April 12, 2010
THIS ARTICLE is almost too upsetting to read. The Washington Post examines the relatively rare, but increasingly common, incidence of children who die when they are left unattended in the back seats of cars during warm weather. It’s horrific. One child reportedly pulled out all her hair before succumbing. Some of the parents have faced criminal charges.
All of the cases appear to involve parents or relatives shuttling children to day care or babysitters. An investigator blames poor cognitive processing:
Some people think, ‘Okay, I can see forgetting a child for two minutes, but not eight hours.’ What they don’t understand is that the parent in his or her mind has dropped off the baby at day care and thinks the baby is happy and well taken care of. Once that’s in your brain, there is no reason to worry or check on the baby for the rest of the day.
That’s right. Drop off and forget. This whole way of life is criminal. Our entire culture, not the parents themselves, should be indicted for child neglect. If parents can’t remember when their babies are in the back seat of the car, how can they care for them day after day? For every baby neglected this way, there are thousands who are neglected in smaller, less noticeable ways, leading chaotic lives, shunted around like packages and suitcases. This is a wrong way to live and anyone living this life must sense it. But again, these parents have suffered and I don’t think it’s fair to charge them with murder. The deaths of these children should weigh heavy, like millstones, on all those who trumpet women’s liberation and the casual destruction of home.
Notice the mention in the story of a mother who is an Army veteran. Her frenetically over-scheduled life, with children conceived through artificial insemination while her husband is in Iraq, is desolating. It’s a chilling story. Our culture may shower children with material things, spoiling them with spurts of focused attention, but it remains profoundly hostile to the young.
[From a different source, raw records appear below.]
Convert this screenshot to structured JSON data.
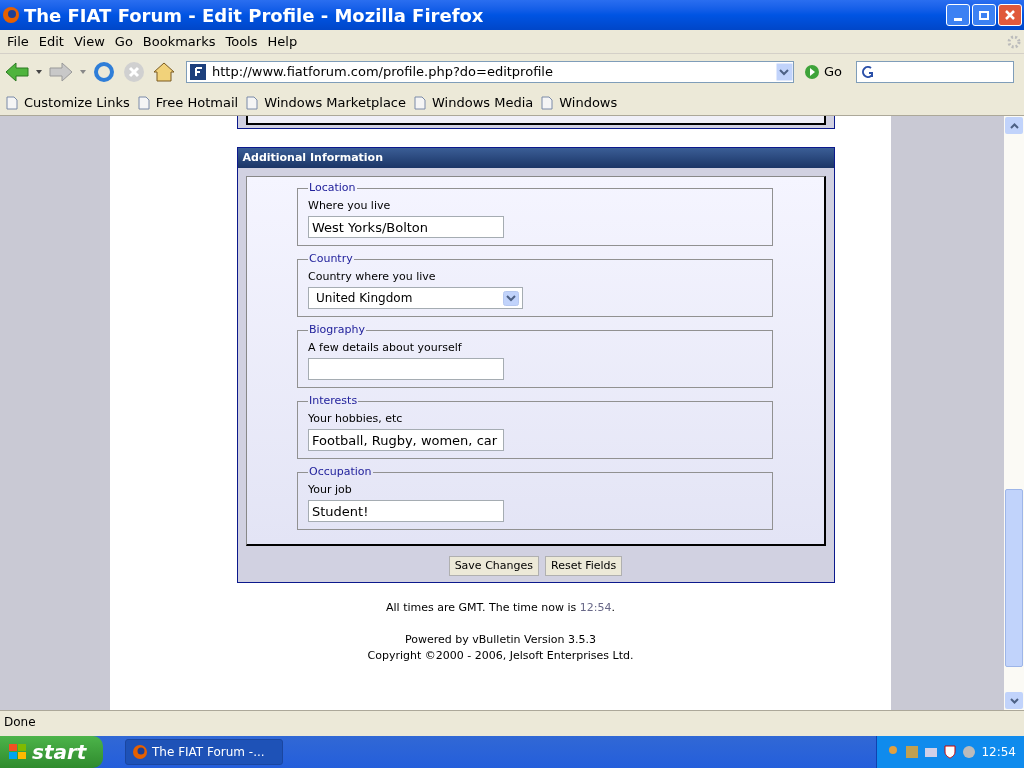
{
  "window": {
    "title": "The FIAT Forum - Edit Profile - Mozilla Firefox"
  },
  "menu": [
    "File",
    "Edit",
    "View",
    "Go",
    "Bookmarks",
    "Tools",
    "Help"
  ],
  "address": {
    "url": "http://www.fiatforum.com/profile.php?do=editprofile",
    "go": "Go"
  },
  "bookmarks": [
    "Customize Links",
    "Free Hotmail",
    "Windows Marketplace",
    "Windows Media",
    "Windows"
  ],
  "panel": {
    "title": "Additional Information",
    "fieldsets": [
      {
        "legend": "Location",
        "label": "Where you live",
        "kind": "text",
        "value": "West Yorks/Bolton"
      },
      {
        "legend": "Country",
        "label": "Country where you live",
        "kind": "select",
        "value": "United Kingdom"
      },
      {
        "legend": "Biography",
        "label": "A few details about yourself",
        "kind": "text"
      },
      {
        "legend": "Interests",
        "label": "Your hobbies, etc",
        "kind": "text",
        "value": "Football, Rugby, women, car"
      },
      {
        "legend": "Occupation",
        "label": "Your job",
        "kind": "text",
        "value": "Student!"
      }
    ],
    "buttons": [
      "Save Changes",
      "Reset Fields"
    ]
  },
  "footer": {
    "time_prefix": "All times are GMT. The time now is",
    "time": "12:54",
    "time_suffix": ".",
    "powered": "Powered by vBulletin Version 3.5.3",
    "copyright": "Copyright ©2000 - 2006, Jelsoft Enterprises Ltd."
  },
  "status_bar": "Done",
  "taskbar": {
    "start": "start",
    "task": "The FIAT Forum -...",
    "clock": "12:54"
  }
}
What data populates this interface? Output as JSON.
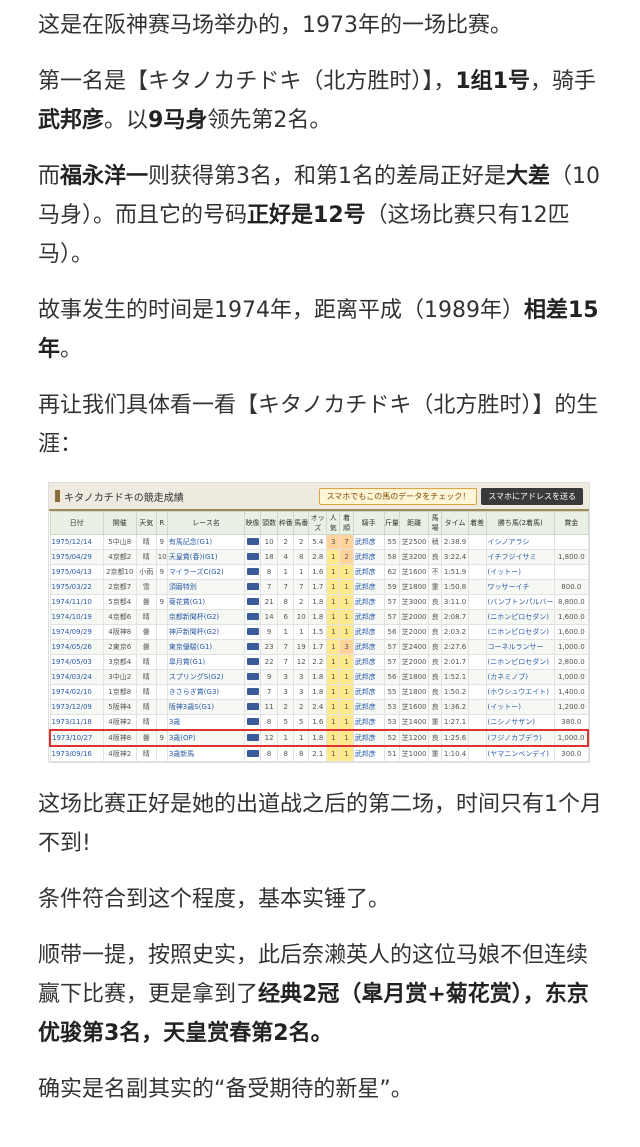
{
  "paragraphs": {
    "p1": "这是在阪神赛马场举办的，1973年的一场比赛。",
    "p2": [
      "第一名是【キタノカチドキ（北方胜时）】，",
      "1组1号",
      "，骑手",
      "武邦彦",
      "。以",
      "9马身",
      "领先第2名。"
    ],
    "p3": [
      "而",
      "福永洋一",
      "则获得第3名，和第1名的差局正好是",
      "大差",
      "（10马身）。而且它的号码",
      "正好是12号",
      "（这场比赛只有12匹马）。"
    ],
    "p4": [
      "故事发生的时间是1974年，距离平成（1989年）",
      "相差15年",
      "。"
    ],
    "p5": "再让我们具体看一看【キタノカチドキ（北方胜时）】的生涯：",
    "p6": "这场比赛正好是她的出道战之后的第二场，时间只有1个月不到!",
    "p7": "条件符合到这个程度，基本实锤了。",
    "p8": [
      "顺带一提，按照史实，此后奈濑英人的这位马娘不但连续赢下比赛，更是拿到了",
      "经典2冠（皐月赏+菊花赏），东京优骏第3名，天皇赏春第2名。"
    ],
    "p9": "确实是名副其实的“备受期待的新星”。"
  },
  "figure": {
    "title": "キタノカチドキの競走成績",
    "promo": "スマホでもこの馬のデータをチェック！",
    "promo_button": "スマホにアドレスを送る",
    "headers": [
      "日付",
      "開催",
      "天気",
      "R",
      "レース名",
      "映像",
      "頭数",
      "枠番",
      "馬番",
      "オッズ",
      "人気",
      "着順",
      "騎手",
      "斤量",
      "距離",
      "馬場",
      "タイム",
      "着差",
      "勝ち馬(2着馬)",
      "賞金"
    ],
    "rows": [
      [
        "1975/12/14",
        "5中山8",
        "晴",
        "9",
        "有馬記念(G1)",
        "",
        "10",
        "2",
        "2",
        "5.4",
        "3",
        "7",
        "武邦彦",
        "55",
        "芝2500",
        "稍",
        "2:38.9",
        "",
        "イシノアラシ",
        ""
      ],
      [
        "1975/04/29",
        "4京都2",
        "晴",
        "10",
        "天皇賞(春)(G1)",
        "",
        "18",
        "4",
        "8",
        "2.8",
        "1",
        "2",
        "武邦彦",
        "58",
        "芝3200",
        "良",
        "3:22.4",
        "",
        "イチフジイサミ",
        "1,800.0"
      ],
      [
        "1975/04/13",
        "2京都10",
        "小雨",
        "9",
        "マイラーズC(G2)",
        "",
        "8",
        "1",
        "1",
        "1.6",
        "1",
        "1",
        "武邦彦",
        "62",
        "芝1600",
        "不",
        "1:51.9",
        "",
        "(イットー)",
        ""
      ],
      [
        "1975/03/22",
        "2京都7",
        "雪",
        "",
        "須磨特別",
        "",
        "7",
        "7",
        "7",
        "1.7",
        "1",
        "1",
        "武邦彦",
        "59",
        "芝1800",
        "重",
        "1:50.8",
        "",
        "ワッサーイチ",
        "800.0"
      ],
      [
        "1974/11/10",
        "5京都4",
        "曇",
        "9",
        "菊花賞(G1)",
        "",
        "21",
        "8",
        "2",
        "1.8",
        "1",
        "1",
        "武邦彦",
        "57",
        "芝3000",
        "良",
        "3:11.0",
        "",
        "(バンブトンパルバー)",
        "8,800.0"
      ],
      [
        "1974/10/19",
        "4京都6",
        "晴",
        "",
        "京都新聞杯(G2)",
        "",
        "14",
        "6",
        "10",
        "1.8",
        "1",
        "1",
        "武邦彦",
        "57",
        "芝2000",
        "良",
        "2:08.7",
        "",
        "(ニホンピロセダン)",
        "1,600.0"
      ],
      [
        "1974/09/29",
        "4阪神8",
        "曇",
        "",
        "神戸新聞杯(G2)",
        "",
        "9",
        "1",
        "1",
        "1.5",
        "1",
        "1",
        "武邦彦",
        "56",
        "芝2000",
        "良",
        "2:03.2",
        "",
        "(ニホンピロセダン)",
        "1,600.0"
      ],
      [
        "1974/05/26",
        "2東京6",
        "曇",
        "",
        "東京優駿(G1)",
        "",
        "23",
        "7",
        "19",
        "1.7",
        "1",
        "3",
        "武邦彦",
        "57",
        "芝2400",
        "良",
        "2:27.6",
        "",
        "コーネルランサー",
        "1,000.0"
      ],
      [
        "1974/05/03",
        "3京都4",
        "晴",
        "",
        "皐月賞(G1)",
        "",
        "22",
        "7",
        "12",
        "2.2",
        "1",
        "1",
        "武邦彦",
        "57",
        "芝2000",
        "良",
        "2:01.7",
        "",
        "(ニホンピロセダン)",
        "2,800.0"
      ],
      [
        "1974/03/24",
        "3中山2",
        "晴",
        "",
        "スプリングS(G2)",
        "",
        "9",
        "3",
        "3",
        "1.8",
        "1",
        "1",
        "武邦彦",
        "56",
        "芝1800",
        "良",
        "1:52.1",
        "",
        "(カネミノブ)",
        "1,000.0"
      ],
      [
        "1974/02/10",
        "1京都8",
        "晴",
        "",
        "きさらぎ賞(G3)",
        "",
        "7",
        "3",
        "3",
        "1.8",
        "1",
        "1",
        "武邦彦",
        "55",
        "芝1800",
        "良",
        "1:50.2",
        "",
        "(ホウシュウエイト)",
        "1,400.0"
      ],
      [
        "1973/12/09",
        "5阪神4",
        "晴",
        "",
        "阪神3歳S(G1)",
        "",
        "11",
        "2",
        "2",
        "2.4",
        "1",
        "1",
        "武邦彦",
        "53",
        "芝1600",
        "良",
        "1:36.2",
        "",
        "(イットー)",
        "1,200.0"
      ],
      [
        "1973/11/18",
        "4阪神2",
        "晴",
        "",
        "3歳",
        "",
        "8",
        "5",
        "5",
        "1.6",
        "1",
        "1",
        "武邦彦",
        "53",
        "芝1400",
        "重",
        "1:27.1",
        "",
        "(ニシノサザン)",
        "380.0"
      ],
      [
        "1973/10/27",
        "4阪神8",
        "曇",
        "9",
        "3歳(OP)",
        "",
        "12",
        "1",
        "1",
        "1.8",
        "1",
        "1",
        "武邦彦",
        "52",
        "芝1200",
        "良",
        "1:25.6",
        "",
        "(フジノカブデラ)",
        "1,000.0"
      ],
      [
        "1973/09/16",
        "4阪神2",
        "晴",
        "",
        "3歳新馬",
        "",
        "8",
        "8",
        "8",
        "2.1",
        "1",
        "1",
        "武邦彦",
        "51",
        "芝1000",
        "重",
        "1:10.4",
        "",
        "(ヤマニンベンデイ)",
        "300.0"
      ]
    ],
    "selected_row": 13
  }
}
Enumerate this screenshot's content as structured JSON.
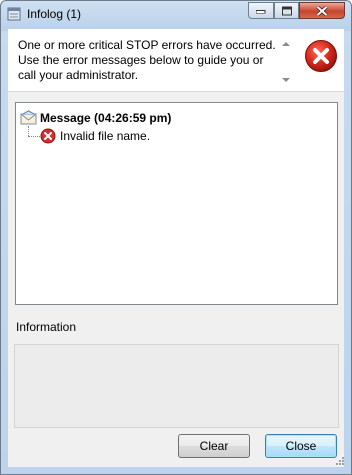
{
  "window": {
    "title": "Infolog (1)",
    "icon": "infolog-app-icon"
  },
  "header": {
    "message_lines": [
      "One or more critical STOP errors have occurred.",
      "Use the error messages below to guide you or",
      "call your administrator."
    ],
    "icon": "stop-error-icon"
  },
  "tree": {
    "parent": {
      "label": "Message (04:26:59 pm)",
      "icon": "message-envelope-icon"
    },
    "children": [
      {
        "label": "Invalid file name.",
        "icon": "error-icon"
      }
    ]
  },
  "info": {
    "label": "Information",
    "value": ""
  },
  "buttons": {
    "clear": "Clear",
    "close": "Close"
  },
  "colors": {
    "error_red": "#d32f2f",
    "titlebar": "#bcd3eb",
    "close_button_accent": "#3c7fb1"
  }
}
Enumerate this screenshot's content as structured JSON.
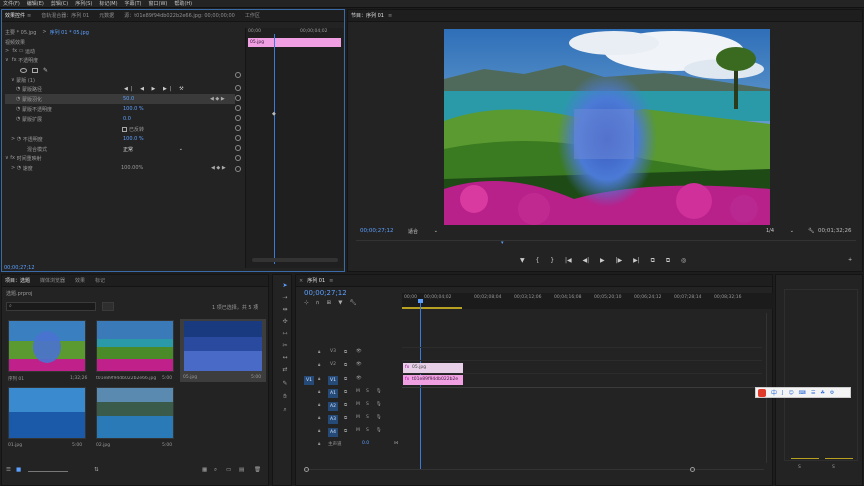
{
  "menu": [
    "文件(F)",
    "编辑(E)",
    "剪辑(C)",
    "序列(S)",
    "标记(M)",
    "字幕(T)",
    "窗口(W)",
    "帮助(H)"
  ],
  "effect_controls": {
    "tabs": [
      "效果控件",
      "音轨混合器：序列 01",
      "元数据",
      "源：t01e89f94db022b2e66.jpg: 00;00;00;00",
      "工作区"
    ],
    "tabs_icon_label": "≡",
    "clip_path": "主要 * 05.jpg",
    "seq_tab": "序列 01 * 05.jpg",
    "section_video": "视频效果",
    "motion": "运动",
    "opacity_group": "不透明度",
    "mask_group": "蒙版 (1)",
    "mask_path": "蒙版路径",
    "mask_feather": "蒙版羽化",
    "mask_feather_val": "50.0",
    "mask_opacity": "蒙版不透明度",
    "mask_opacity_val": "100.0 %",
    "mask_expansion": "蒙版扩展",
    "mask_expansion_val": "0.0",
    "inverted": "已反转",
    "opacity": "不透明度",
    "opacity_val": "100.0 %",
    "blend_mode": "混合模式",
    "blend_val": "正常",
    "time_remap": "时间重映射",
    "speed": "速度",
    "speed_val": "100.00%",
    "clip_bar": "05.jpg",
    "ruler_start": "00;00",
    "ruler_end": "00;00;04;02",
    "timecode": "00;00;27;12"
  },
  "program": {
    "tab": "节目：序列 01",
    "tab_icon": "≡",
    "timecode": "00;00;27;12",
    "fit": "适合",
    "quality": "1/4",
    "duration": "00;01;32;26"
  },
  "project": {
    "tabs": [
      "项目：选题",
      "媒体浏览器",
      "效果",
      "标记"
    ],
    "project_file": "选题.prproj",
    "search_placeholder": "",
    "selected_info": "1 项已选择，共 5 项",
    "items": [
      {
        "name": "序列 01",
        "dur": "1;32;26"
      },
      {
        "name": "t01e89f94db022b2e66.jpg",
        "dur": "5:00"
      },
      {
        "name": "05.jpg",
        "dur": "5:00"
      },
      {
        "name": "01.jpg",
        "dur": "5:00"
      },
      {
        "name": "02.jpg",
        "dur": "5:00"
      }
    ]
  },
  "timeline": {
    "tab": "序列 01",
    "tab_icon": "≡",
    "timecode": "00;00;27;12",
    "ruler": [
      "00;00",
      "00;00;04;02",
      "00;02;08;04",
      "00;03;12;06",
      "00;04;16;08",
      "00;05;20;10",
      "00;06;24;12",
      "00;07;28;14",
      "00;08;32;16"
    ],
    "tracks_video": [
      "V3",
      "V2",
      "V1"
    ],
    "tracks_audio": [
      "A1",
      "A2",
      "A3",
      "A4"
    ],
    "source_v": "V1",
    "master": "主声道",
    "master_val": "0.0",
    "clip_top": "05.jpg",
    "clip_bottom": "t01e89f94db022b2e",
    "m_label": "M",
    "s_label": "S"
  },
  "meter": {
    "labels": [
      "S",
      "S"
    ]
  },
  "ime": {
    "chars": [
      "中",
      "J",
      "☺",
      "⌨",
      "☰",
      "☘",
      "⚙"
    ]
  },
  "colors": {
    "accent": "#5ca0ff",
    "clip_pink": "#f0a0e2",
    "panel": "#232323"
  }
}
Eric, who sent the link, writes:
Cars and car seats have been around a while. Is this a new problem? I don’t recall hearing about it in my parent’s day.
That’s right. I don’t remember hearing about a single case like this when I was growing up in the 60s and 70s. People had more children back then and the likelihood of a single child being in the back seat alone, ferried back and forth between home and day care was remote.
Well, one risk they didn’t mention was the child and driver would be alone. Two adults would check each other, and if you are grabbing one kid, you are going to grab all of them. The older ones would holler if left alone.
All of these cases involve an adult alone with a single child. I remember reading once of a grandfather who was taking a child to day care and forgot him. He was tired and distracted.
James P. writes:
You were right – that story was almost too upsetting to read. I feel physically sick after reading it. I remember those stories about people leaving infants in their cars, because a couple of them happened in the Washington area where I live. I have also seen some heartbreaking stories about people accidentally running over children.
I noticed how often the cell phone was a factor, i.e., the parents were talking on the phone instead of thinking about and interacting with the child. It really only takes a moment of inattention for a dreadful, preventable tragedy to occur.
Lydia Sherman writes:
I wrote this piece on April 11th after observing yet another car with children unattended.
Lydia advises parents never to leave a child alone in the car, even when he is napping. My husband and I once returned home from an outing with our young son and he was asleep in the back seat. He was so tired that we decided to leave him briefly in the car in our driveway instead of waking him. It was a big mistake. He woke up right away and was terrified. We did not leave him for long, but he never forgot it.
Lawrence Auster writes:
What explains this sub-human behavior by parents? It seems that everyone in our society is more and more distracted today, and that parents leaving their children in hot cars to die is but the most extreme extension of this common syndrome.
J. in Brooklyn writes:
There’s one angle I believe Weingarten touches on that deserves to be emphasized:
Two decades ago, this was relatively rare. But in the early 1990s, car-safety experts declared that passenger-side front airbags could kill children, and they recommended that child seats be moved to the back of the car; then, for even more safety for the very young, that the baby seats be pivoted to face the rear. If few foresaw the tragic consequence of the lessened visibility of the child . . . well, who can blame them? What kind of person forgets a baby?
That item synergizes with the two-career family disastrously. Your post provides much needed amplification on this.
This is gross. I couldn’t possibly forget my babies in the car! They are a PART of me! Especially a young baby. The problem is that women aren’t in breastfeeding relationships with their little ones. You can’t forget about your baby when you feel your milk coming in regularly. Not that you could anyhow, if you were in the habit of caring for your child. It’s tragic.
I wonder if anyone walked by, and just figured it was none of their business to say anything. I bet it’s more likely that a dog in a car on a warm day would be reported.